Task objective =
Give back the records in full, with every line exactly as it was.

Given data =

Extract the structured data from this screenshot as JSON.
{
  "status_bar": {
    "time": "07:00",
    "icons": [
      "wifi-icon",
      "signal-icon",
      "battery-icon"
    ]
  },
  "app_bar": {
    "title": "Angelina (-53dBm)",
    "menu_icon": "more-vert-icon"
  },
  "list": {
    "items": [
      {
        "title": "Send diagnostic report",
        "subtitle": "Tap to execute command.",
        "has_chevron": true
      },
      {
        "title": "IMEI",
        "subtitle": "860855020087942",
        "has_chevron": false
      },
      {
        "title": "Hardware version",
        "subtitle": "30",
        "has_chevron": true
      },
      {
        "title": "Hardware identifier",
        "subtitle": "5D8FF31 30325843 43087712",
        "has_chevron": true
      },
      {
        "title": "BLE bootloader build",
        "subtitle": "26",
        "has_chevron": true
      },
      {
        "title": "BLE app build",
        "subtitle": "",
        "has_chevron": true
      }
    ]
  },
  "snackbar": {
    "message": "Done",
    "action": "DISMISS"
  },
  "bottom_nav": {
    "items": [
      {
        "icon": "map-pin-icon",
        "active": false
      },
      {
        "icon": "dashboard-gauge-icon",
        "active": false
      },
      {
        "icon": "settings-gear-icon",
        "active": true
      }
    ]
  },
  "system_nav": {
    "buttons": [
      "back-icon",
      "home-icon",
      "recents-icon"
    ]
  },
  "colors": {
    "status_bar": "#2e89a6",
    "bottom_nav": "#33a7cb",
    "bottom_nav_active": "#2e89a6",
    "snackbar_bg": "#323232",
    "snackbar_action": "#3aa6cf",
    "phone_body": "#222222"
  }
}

Task solution =
Extract the structured data from this screenshot as JSON.
{
  "status_bar": {
    "time": "07:00",
    "icons": [
      "wifi-icon",
      "signal-icon",
      "battery-icon"
    ]
  },
  "app_bar": {
    "title": "Angelina (-53dBm)",
    "menu_icon": "more-vert-icon"
  },
  "list": {
    "items": [
      {
        "title": "Send diagnostic report",
        "subtitle": "Tap to execute command.",
        "has_chevron": true
      },
      {
        "title": "IMEI",
        "subtitle": "860855020087942",
        "has_chevron": false
      },
      {
        "title": "Hardware version",
        "subtitle": "30",
        "has_chevron": true
      },
      {
        "title": "Hardware identifier",
        "subtitle": "5D8FF31 30325843 43087712",
        "has_chevron": true
      },
      {
        "title": "BLE bootloader build",
        "subtitle": "26",
        "has_chevron": true
      },
      {
        "title": "BLE app build",
        "subtitle": "",
        "has_chevron": true
      }
    ]
  },
  "snackbar": {
    "message": "Done",
    "action": "DISMISS"
  },
  "bottom_nav": {
    "items": [
      {
        "icon": "map-pin-icon",
        "active": false
      },
      {
        "icon": "dashboard-gauge-icon",
        "active": false
      },
      {
        "icon": "settings-gear-icon",
        "active": true
      }
    ]
  },
  "system_nav": {
    "buttons": [
      "back-icon",
      "home-icon",
      "recents-icon"
    ]
  },
  "colors": {
    "status_bar": "#2e89a6",
    "bottom_nav": "#33a7cb",
    "bottom_nav_active": "#2e89a6",
    "snackbar_bg": "#323232",
    "snackbar_action": "#3aa6cf",
    "phone_body": "#222222"
  }
}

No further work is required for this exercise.